Jarvis: We’re at $10 billion in sales of Eco Options products. For us, it’s a strong internal program because it helps us identify products that we can put into a, not really a safe zone, but a zone we know someone is working on it, we’ve worked on it, we have criteria and indicators around those products. We consider it to be a huge success, or we wouldn’t add circular economy to it. 

Golden: What about the consumers? Are people responding to Eco Options?

Jarvis: People respond to the environmental attributes of Eco Options. They walk in, they don’t want to see a sign down the plumbing aisle that says, "This toilet is great for the environment." They want to see a sign that says, this toilet saves you $100 a year and 4,000 gallons a year. And by the way, it’s Eco Options. 

Golden: In thinking about environmental attributes, how are you communicating to the consumers that the attributes are impactful?

Jarvis: Some of the products have more attributes that are a bigger concern to the consumers, like saving money and saving water. We find that most of our consumers are looking at those attributes first. "If I buy this product, can I have less energy use in my store? Can I reduce the operating cost of my home on a monthly basis?" 

It’s interesting, when you look across America, people want to do the right thing; they are concerned about environmental attributes. But you have pockets of people who focus on specific attributes, like water savings. So they wanna know, for the product, what kind of water savings it has. We put that information on the website and places like that where they can find it. 

Golden: When I think about many DIYers and homeowners across the United States, Home Depot is probably the No. 1 interface they have with supplies that they’re building and living with. Do you feel a responsibility to nudge consumers? 

Jarvis: We’ve tried nudging, we’ve tried kicking, we’ve tried dragging. With Eco Options, we have labels, and it’s $10 billion. But we’re a $100 billion company, so that means 90 percent of the store has something else besides a certified label. 

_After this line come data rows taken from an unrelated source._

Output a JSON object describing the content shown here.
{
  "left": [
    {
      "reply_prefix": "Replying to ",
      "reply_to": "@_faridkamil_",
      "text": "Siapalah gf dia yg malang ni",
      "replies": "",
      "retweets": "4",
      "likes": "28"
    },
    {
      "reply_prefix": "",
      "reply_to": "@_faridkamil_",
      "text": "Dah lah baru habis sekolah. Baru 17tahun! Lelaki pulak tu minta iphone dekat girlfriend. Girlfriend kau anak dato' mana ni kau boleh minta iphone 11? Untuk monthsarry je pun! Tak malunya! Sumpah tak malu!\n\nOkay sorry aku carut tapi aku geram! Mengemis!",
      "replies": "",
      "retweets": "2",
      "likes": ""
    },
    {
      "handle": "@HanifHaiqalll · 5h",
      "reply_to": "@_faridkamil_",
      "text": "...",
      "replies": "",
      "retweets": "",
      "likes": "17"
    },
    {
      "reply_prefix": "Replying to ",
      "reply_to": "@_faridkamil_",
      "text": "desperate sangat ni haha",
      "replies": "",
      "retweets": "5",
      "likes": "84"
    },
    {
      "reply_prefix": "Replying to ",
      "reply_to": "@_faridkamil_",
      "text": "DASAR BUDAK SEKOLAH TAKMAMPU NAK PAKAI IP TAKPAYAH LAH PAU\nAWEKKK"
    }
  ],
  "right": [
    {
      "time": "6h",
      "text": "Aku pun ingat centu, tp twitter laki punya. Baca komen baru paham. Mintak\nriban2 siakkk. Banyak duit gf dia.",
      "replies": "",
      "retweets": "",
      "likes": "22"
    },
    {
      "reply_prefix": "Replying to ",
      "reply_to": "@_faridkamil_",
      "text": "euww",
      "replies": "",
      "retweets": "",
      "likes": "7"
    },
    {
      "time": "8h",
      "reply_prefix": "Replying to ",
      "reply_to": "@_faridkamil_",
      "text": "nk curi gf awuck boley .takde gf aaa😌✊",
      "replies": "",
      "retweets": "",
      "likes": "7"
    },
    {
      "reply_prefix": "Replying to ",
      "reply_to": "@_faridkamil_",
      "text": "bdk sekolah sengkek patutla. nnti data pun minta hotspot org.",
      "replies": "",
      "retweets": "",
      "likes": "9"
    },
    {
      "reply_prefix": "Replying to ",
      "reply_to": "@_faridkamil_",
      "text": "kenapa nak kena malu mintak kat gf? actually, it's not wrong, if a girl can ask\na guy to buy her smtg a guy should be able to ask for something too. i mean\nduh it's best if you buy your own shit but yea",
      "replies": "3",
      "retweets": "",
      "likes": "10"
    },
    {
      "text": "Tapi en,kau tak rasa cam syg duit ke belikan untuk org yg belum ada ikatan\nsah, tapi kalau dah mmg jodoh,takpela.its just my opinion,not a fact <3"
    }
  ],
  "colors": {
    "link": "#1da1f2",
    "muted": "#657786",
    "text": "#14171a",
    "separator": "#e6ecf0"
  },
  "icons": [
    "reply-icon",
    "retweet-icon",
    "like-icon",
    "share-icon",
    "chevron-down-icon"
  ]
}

We realized a lot of the customers, you shouldn’t have to nudge, you shouldn’t have to push — just change your assortment. Just give them the right product.  

That’s why when you go into the plumbing aisle, 100 percent of our shower heads are WaterSense certified. You can’t buy a non-WaterSense certified shower head in our stores. So that takes the nudging out. 

Golden: So I know that Home Depot recently got some disappointing news around sales figures for Q3, and I know the company is reexamining sales targets. Would shifting targets potentially impact your sustainability targets? 

Jarvis: Home Depot has eight core values. You know, "taking care of the customers," "taking care of our associates." One of those is "doing the right thing." There’s not an asterisk next to "doing the right thing — only when you’re making a sales plans." So no, it doesn’t affect it. 

Editor’s note: Two weeks ago, I traveled to Atlanta (on Home Depot’s dime) to visit the Greenbuild conference, an event billed as the largest gathering of green building professionals. While I went to hunt down a couple of energy questions — I was keen to see how the movement to electrify gas appliances would be represented on the expo floor (it wasn’t) — I didn’t get many energy-oriented takeaways. The circular economy, however, made a strong showing at Greenbuild, with manufacturers understanding the framework in a way that felt new and profound; back to energy next week.